The manufacturing of the Socket A mainboard began in 2000, when semiconductor manufacturer Advanced Micro Devices (AMD) debuted the socket for use with its Athlon brand of CPUs. It is also compatible with Duron, which was AMD’s budget-oriented brand that debuted in the same year as the socket. When the Duron was discontinued in favor of Sempron in 2004, the Socket A mainboard retained its compatibility with the low-budget chips. It is also compatible with the AMD Geode NX, which is targeted at the embedded computer market.
Measuring approximately 2.6 inches (6.55 centimeters) in width and 2.2 inches (5.59 cm) in length, the socket on the Socket A mainboard has a pin grid array (PGA) layout, which means that its pin holes are arranged in an orderly, grid-like framework. The rows formed from this layout join to form a square that conforms to the socket’s structure, which is made of organic plastic. This is known as organic pin grid array (OPGA), which describes the material used to make the socket. A zero insertion force (ZIF) standard is applied so that users do not rely on any force to install or remove the processor.
The Socket A mainboard is not compatible with all AMD Athlon, Sempron, Duron or Geode processors. For instance, only Athlon chips of the 1500+ to 3200+ range of model numbers, which have a processing speed range of 1,000 to 2,333 megahertz (MHz), can work on Socket 462 motherboards. AMD set the operational voltage range of the Socket A at 1 to 2.05 volts (V).

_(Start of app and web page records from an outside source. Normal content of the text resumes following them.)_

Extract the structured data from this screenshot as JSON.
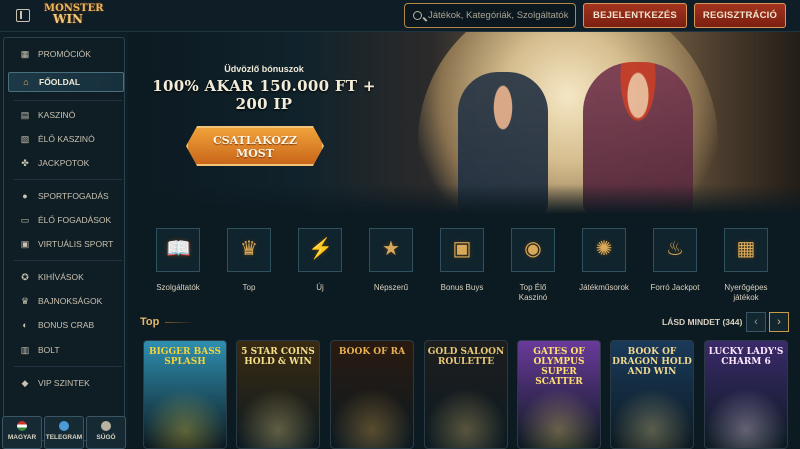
{
  "header": {
    "logo_line1": "MONSTER",
    "logo_line2": "WIN",
    "search_placeholder": "Játékok, Kategóriák, Szolgáltatók",
    "login_label": "BEJELENTKEZÉS",
    "register_label": "REGISZTRÁCIÓ"
  },
  "sidebar": {
    "items": [
      {
        "label": "PROMÓCIÓK",
        "icon": "gift-icon"
      },
      {
        "label": "FŐOLDAL",
        "icon": "home-icon"
      },
      {
        "label": "KASZINÓ",
        "icon": "slot-icon"
      },
      {
        "label": "ÉLŐ KASZINÓ",
        "icon": "cards-icon"
      },
      {
        "label": "JACKPOTOK",
        "icon": "clover-icon"
      },
      {
        "label": "SPORTFOGADÁS",
        "icon": "ball-icon"
      },
      {
        "label": "ÉLŐ FOGADÁSOK",
        "icon": "live-icon"
      },
      {
        "label": "VIRTUÁLIS SPORT",
        "icon": "screen-icon"
      },
      {
        "label": "KIHÍVÁSOK",
        "icon": "medal-icon"
      },
      {
        "label": "BAJNOKSÁGOK",
        "icon": "trophy-icon"
      },
      {
        "label": "BONUS CRAB",
        "icon": "crab-icon"
      },
      {
        "label": "BOLT",
        "icon": "shop-icon"
      },
      {
        "label": "VIP SZINTEK",
        "icon": "diamond-icon"
      }
    ],
    "bottom": [
      {
        "label": "MAGYAR",
        "icon": "flag-hu-icon"
      },
      {
        "label": "TELEGRAM",
        "icon": "telegram-icon"
      },
      {
        "label": "SÚGÓ",
        "icon": "help-icon"
      }
    ]
  },
  "banner": {
    "subtitle": "Üdvözlő bónuszok",
    "title_line1": "100% AKAR 150.000 FT +",
    "title_line2": "200 IP",
    "cta_line1": "CSATLAKOZZ",
    "cta_line2": "MOST"
  },
  "categories": [
    {
      "label": "Szolgáltatók",
      "icon": "book-icon",
      "glyph": "📖"
    },
    {
      "label": "Top",
      "icon": "crown-icon",
      "glyph": "♛"
    },
    {
      "label": "Új",
      "icon": "lightning-icon",
      "glyph": "⚡"
    },
    {
      "label": "Népszerű",
      "icon": "star-icon",
      "glyph": "★"
    },
    {
      "label": "Bonus Buys",
      "icon": "chest-icon",
      "glyph": "▣"
    },
    {
      "label": "Top Élő Kaszinó",
      "icon": "chip-icon",
      "glyph": "◉"
    },
    {
      "label": "Játékműsorok",
      "icon": "wheel-icon",
      "glyph": "✺"
    },
    {
      "label": "Forró Jackpot",
      "icon": "flame-icon",
      "glyph": "♨"
    },
    {
      "label": "Nyerőgépes játékok",
      "icon": "slot-machine-icon",
      "glyph": "▦"
    }
  ],
  "games_section": {
    "title": "Top",
    "see_all": "LÁSD MINDET (344)",
    "games": [
      {
        "title": "BIGGER BASS SPLASH",
        "bg": "#2f8fb0",
        "color": "#f3d23a"
      },
      {
        "title": "5 STAR COINS HOLD & WIN",
        "bg": "#3a2a12",
        "color": "#f6e08a"
      },
      {
        "title": "BOOK OF RA",
        "bg": "#2a1a10",
        "color": "#e8b050"
      },
      {
        "title": "GOLD SALOON ROULETTE",
        "bg": "#1e1e1e",
        "color": "#e8c878"
      },
      {
        "title": "GATES OF OLYMPUS SUPER SCATTER",
        "bg": "#6a3a9a",
        "color": "#ffe070"
      },
      {
        "title": "BOOK OF DRAGON HOLD AND WIN",
        "bg": "#1a3a5a",
        "color": "#f0d890"
      },
      {
        "title": "LUCKY LADY'S CHARM 6",
        "bg": "#3a2a6a",
        "color": "#ffe8ff"
      }
    ]
  }
}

Despite Socket A's fall from prominence by 2004, when AMD had replaced it with Socket 754 and Socket 939, several computer technology manufacturers still make the Socket A mainboard. Many of them, such as major motherboard manufacturer Micro-Star International Co., Ltd (MSI), Hon Hai Precision Industry Co Ltd. subsidiary Foxconn, PC/mobile phone maker ASUSTeK Computer Incorporated (ASUS), and MiTAC International subsidiary Tyan Computer Corporation, are based in Taiwan. Also, the Socket A mainboard is still a main support for Geode NX chips.